It was an automatic, numbing process. I moved from the bathroom, into the bedroom. The airy aroma of a fresh white shirt was faintly repellent, because I felt unclean. I chose a dark tie, tightened in a Windsor knot, to wear with one of the well-cut grey suits the Welsh Rugby Union issue to all internationals. A pair of black patent leather lace-up shoes completed the mask of normality.
I walked around the bungalow I had shared with my wife Jemma, in a quiet cul-de-sac on the outskirts of Toulouse, where I played for one of the great clubs in world rugby. I opened the shutters, and late autumnal sun flooded in through picture windows.

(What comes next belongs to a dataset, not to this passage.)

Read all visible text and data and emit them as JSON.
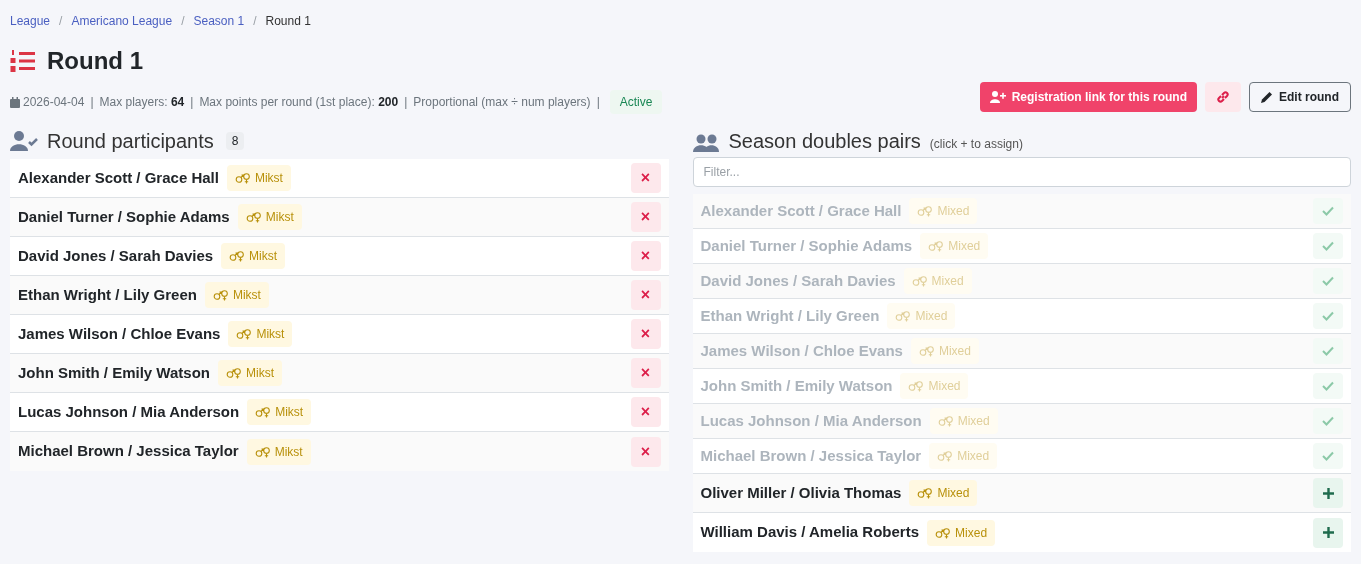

It was one of those crisp, cloudless days on which running around the paddock was a reaffirmation of faith.
The house had Jemma's imprint all over it; she was such a good maker of a nest it had no stamp of my personality on it. She arranged the furniture, selected the fabrics, and ensured there were fresh flowers on the table. Things happened magically; the kitchen was spotless, the beds were always made, and the clothes were in the right place. She did everything my mother would do, everything a home-maker does.
But she had gone. She couldn't bear to live my lie any longer. I had made my confession to her three months previously, in our house in the village of St Brides Major, in the Vale of Glamorgan. Yet we had decided to return to France to work at our marriage in the vague, romantic belief that somehow things could change. All we really had was each other, and we conspired in the daydream that would be enough.
A form of madness gripped me that first night after Jemma left for the airport, carrying only hand luggage. I needed her presence, so I invented it. I climbed into her wardrobe, and sprayed her favourite perfume, Chanel's Coco Mademoiselle, around the interior. I pulled her clothes off the hangers and shelves, and buried myself within them. In my warped state of mind, it was my only way of getting her back. I sensed her spirit, savoured her scent. I was in her space, her sphere. I missed her so badly, and hated myself for what I had inflicted upon her.
I'm a tall guy, 6ft 3in, but cowered in a foetal position until dawn. Cramped and claustrophobic, I stared determinedly into the darkness because I was scared to go to sleep. Whenever I closed my eyes, even for an instant, I'd see a series of nightmare images, projected on to an imaginary screen. They were slow motion scenes of the destruction I had caused, the mayhem which was about to engulf me. If I blinked it felt like an eternity.
One thing led to another. I found the vodka. I discovered that by taking a couple of paracetamol tablets with it, I could lapse into a sort of sleep for 20 minutes. The witches were still waiting for me, but it wasn't as brutish. Everything was a little mellower, a little easier. The demons started to befriend me. They whispered: "the more you take, the easier things get, the more chilled life is." I began to think to myself 'there could be a nice little way out here.'
I ventured outside, through the back door, and on to the patio. A set of stairs and a gate led to the swimming pool, and a moment of revelation. I would drown myself. I'd never again have to deal with a vision of someone screaming at me. I'd never have to justify myself. I'd do it properly, in the grand manner. I'd dress smartly, for my mother as much as anyone. It would be a beautiful way to go.
Excerpt from Proud: My Autobiography by Gareth Thomas (Ebury Press, an imprint of Random House UK), distributed by Trafalgar Square Publishing. $16.95.